The latest version 2.0 has a currency converter and an integrated travel budget for applying cost of flights, hotels, transportation per diem [whenever that part of the industry gets back to normal]
Another handy calculator will give you a quick estimated cost of overtime. If your timecards were processed digitally and a compatible .csv file of the timecard data can be created, then the .csv file can be imported into the payroll log programmatically without the need to copy and paste.
You can download a copy directly from the website, after which a setup assistant will guide you through the licensing process. There’s a very comprehensive user guide in PDF form https://downloads.hotbudget.com/HBUserGuide.2.3.0.pdf and video guides including on insurance and importing images https://hotbudget.com/videos/
It costs around $100/ year.
Showbiz Budgeting from MediaServices sits between MMB and Hot Budget not only in price (it costs $399 for two installs) but in functionality too.
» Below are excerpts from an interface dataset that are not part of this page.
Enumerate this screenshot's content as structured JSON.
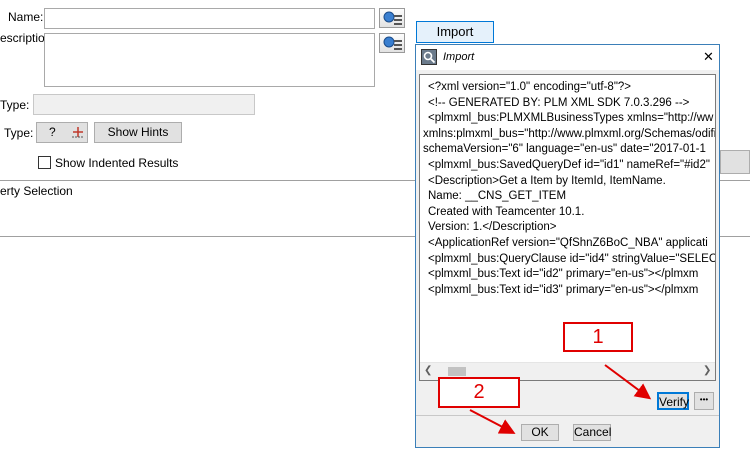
{
  "form": {
    "name_label": "Name:",
    "description_label": "escription:",
    "type_label_1": "Type:",
    "type_label_2": "Type:",
    "type_value": "?",
    "show_hints_label": "Show Hints",
    "show_indented_label": "Show Indented Results",
    "show_indented_checked": false,
    "property_selection_label": "erty Selection",
    "import_button_label": "Import"
  },
  "dialog": {
    "title": "Import",
    "close_glyph": "✕",
    "xml_lines": [
      "<?xml version=\"1.0\" encoding=\"utf-8\"?>",
      "<!-- GENERATED BY: PLM XML SDK 7.0.3.296 -->",
      "<plmxml_bus:PLMXMLBusinessTypes xmlns=\"http://ww",
      "xmlns:plmxml_bus=\"http://www.plmxml.org/Schemas/odifial",
      "schemaVersion=\"6\" language=\"en-us\" date=\"2017-01-1",
      "<plmxml_bus:SavedQueryDef id=\"id1\" nameRef=\"#id2\"",
      "<Description>Get a Item by ItemId, ItemName.",
      "Name: __CNS_GET_ITEM",
      "Created with Teamcenter 10.1.",
      "Version: 1.</Description>",
      "<ApplicationRef version=\"QfShnZ6BoC_NBA\" applicati",
      "<plmxml_bus:QueryClause id=\"id4\" stringValue=\"SELEC",
      "<plmxml_bus:Text id=\"id2\" primary=\"en-us\"></plmxm",
      "<plmxml_bus:Text id=\"id3\" primary=\"en-us\"></plmxm"
    ],
    "verify_label": "Verify",
    "more_label": "•••",
    "ok_label": "OK",
    "cancel_label": "Cancel"
  },
  "annotations": {
    "callout_1": "1",
    "callout_2": "2",
    "color": "#e00000"
  }
}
It’s more geared to commercials but can be used for longer form scripted projects.
Aside from AICP and AICE forms for commercials, you can access budget templates for indie feature film and everything from reality TV and corporate video to documentary and even still photography budgets.
Version 9 of the software (released last year) allow you to track purchase orders, petty cash envelopes, payroll and other elements that impact your film budget. When production is complete, it will generate production reports to make your wrap package look sharp.
Undecided? A 10-day free trial is accessible from the right-hand sidebar of the product page https://www.mediaservices.com/showbiz-software/showbiz-budgeting/#tab-summary. When the trial period is over, you can purchase anytime and retain your data.
MediaServices offer one-on-one, ‘you-set-the-pace’ training on some of its software for $50/hr and private group sessions from $25 per additional person.
Good old Excel
Microsoft Excel has been a mainstay of accounting from shoestring indie features to studio blockbusters for over two decades. There is a move to wean the industry away from what is after all a manual (time-consuming) process into faster and potentially more accurate digital tools but Excel (or Google Sheets) remain a firm favourite and will likely be so for some time to come.
On the one hand spreadsheets are completely customizable and can be easily shared with other team members. On the other hand, ‘customizable’ can lead to all sorts of human error if you don’t have even a rudimentary understanding of how to create, build and read the format.
You could import a customized film budgeting template into Excel There are quite a few TV/film production specific downloadable templates to choose from if you have the time to leaf through them. One list is here https://www.template.net/business/budget-templates/sample-film-movie-budget/, most of which can be purchased for a small fee. Boilerplate, https://www.boilerplate.net/for example, offers formats from $50 which give you a headstart into Excel.
Excel itself comes free with any Microsoft account and should be good enough for most basic purposes – if you can manage the layout. A fully-fledged version of Excel needs a subscription to Microsoft 365 for around $7 a month of $72 a year.